Understand Your Pricing Options.
You frequently can choose from several pricing options. The three most common are cost plus, stipulated sum, and a hybrid of cost plus with a guaranteed maximum (G-Max). Cost plus is the most favorable to the contractor, because it allows the contractor to be compensated for time and materials plus a percentage for overhead and profit. Stipulated sum is arguably the most even-handed, because it reflects what both parties believe is a reasonable price for the agreed scope at the time of contract. The most advantageous for the owner, however, is the hybrid. The hybrid gives the owner the benefit if a cost-efficient contractor completes the job for less than the G-Max, yet has the G-Max to give protection from cost overruns.
Get a Retention.
Contractors juggle multiple jobs. There is a real risk that as the owner’s job draws to a close, the contractor will focus on its new projects and their promise of new money. Here the contractor never gets around to your final, punch-list items. To keep the contractor’s attention at the end of your job, hold back some portion (usually 10%) from the contractor’s compensation. In this way, even on a relatively small $500,000 job, the owner is still holding $50,000 at the end. This keeps the contractor motivated to finish the job.

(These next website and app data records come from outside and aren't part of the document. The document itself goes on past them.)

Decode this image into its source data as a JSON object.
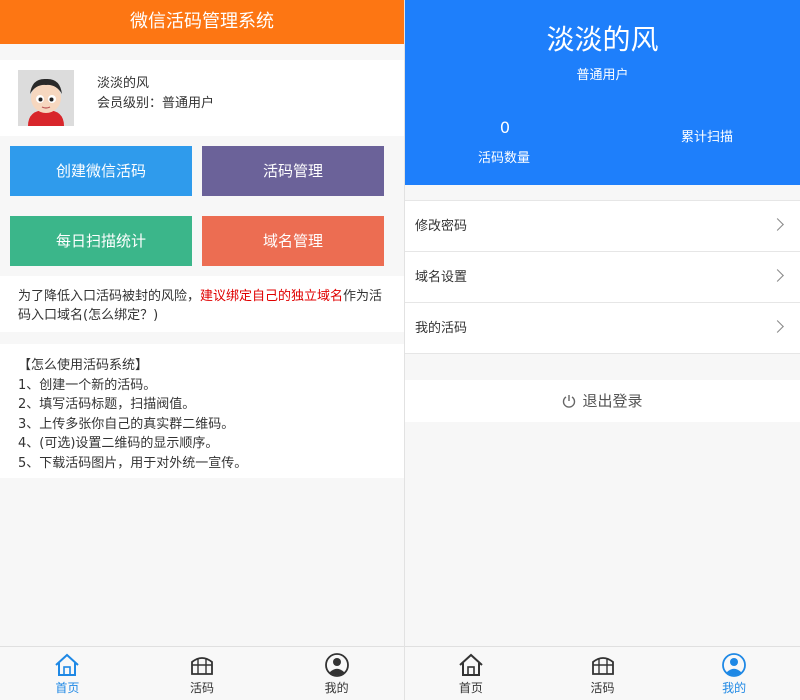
{
  "left": {
    "header_title": "微信活码管理系统",
    "profile": {
      "name": "淡淡的风",
      "level": "会员级别：普通用户"
    },
    "buttons": [
      {
        "label": "创建微信活码",
        "color": "#2f9bec"
      },
      {
        "label": "活码管理",
        "color": "#6b6299"
      },
      {
        "label": "每日扫描统计",
        "color": "#3bb68a"
      },
      {
        "label": "域名管理",
        "color": "#ec6d52"
      }
    ],
    "tip": {
      "prefix": "为了降低入口活码被封的风险，",
      "warn": "建议绑定自己的独立域名",
      "suffix": "作为活码入口域名(怎么绑定？)"
    },
    "howto": {
      "title": "【怎么使用活码系统】",
      "steps": [
        "1、创建一个新的活码。",
        "2、填写活码标题，扫描阀值。",
        "3、上传多张你自己的真实群二维码。",
        "4、(可选)设置二维码的显示顺序。",
        "5、下载活码图片，用于对外统一宣传。"
      ]
    },
    "tabs": {
      "home": "首页",
      "codes": "活码",
      "mine": "我的"
    }
  },
  "right": {
    "name": "淡淡的风",
    "role": "普通用户",
    "code_count": "0",
    "code_count_label": "活码数量",
    "scan_label": "累计扫描",
    "menu": [
      "修改密码",
      "域名设置",
      "我的活码"
    ],
    "logout": "退出登录",
    "tabs": {
      "home": "首页",
      "codes": "活码",
      "mine": "我的"
    }
  },
  "colors": {
    "left_header": "#fd7613",
    "right_header": "#1e7ffb",
    "active_tab": "#1e88e5",
    "warn_text": "#e00000"
  }
}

Include an Attorney’s Fees Clause.
If you sue your contractor and win, you want to recover your attorney’s fees and costs (which can be significant). So add an attorney’s fees clause to the contract. Note that the most commonly used form construction contract is the American Institute of Architects form, but this form does not contain an attorney’s fees clause.
Know Your Lender’s Requirements.
If a construction lender is involved, ask the lender to recommend two or three contractors. By using a lender-recommended contractor, owners can leverage that relationship to get a contractor’s most honest and responsible performance. Also, ask the lender up front for its required inclusions in the construction contract. This saves time when negotiating the contract, and even lets you use the good cop / bad cop negotiating strategy when negotiating with the contractor.
As always, these strategies are only the tip of the iceberg. You should hire an attorney for all important projects. Please feel free to call me if you want to talk more about this topic.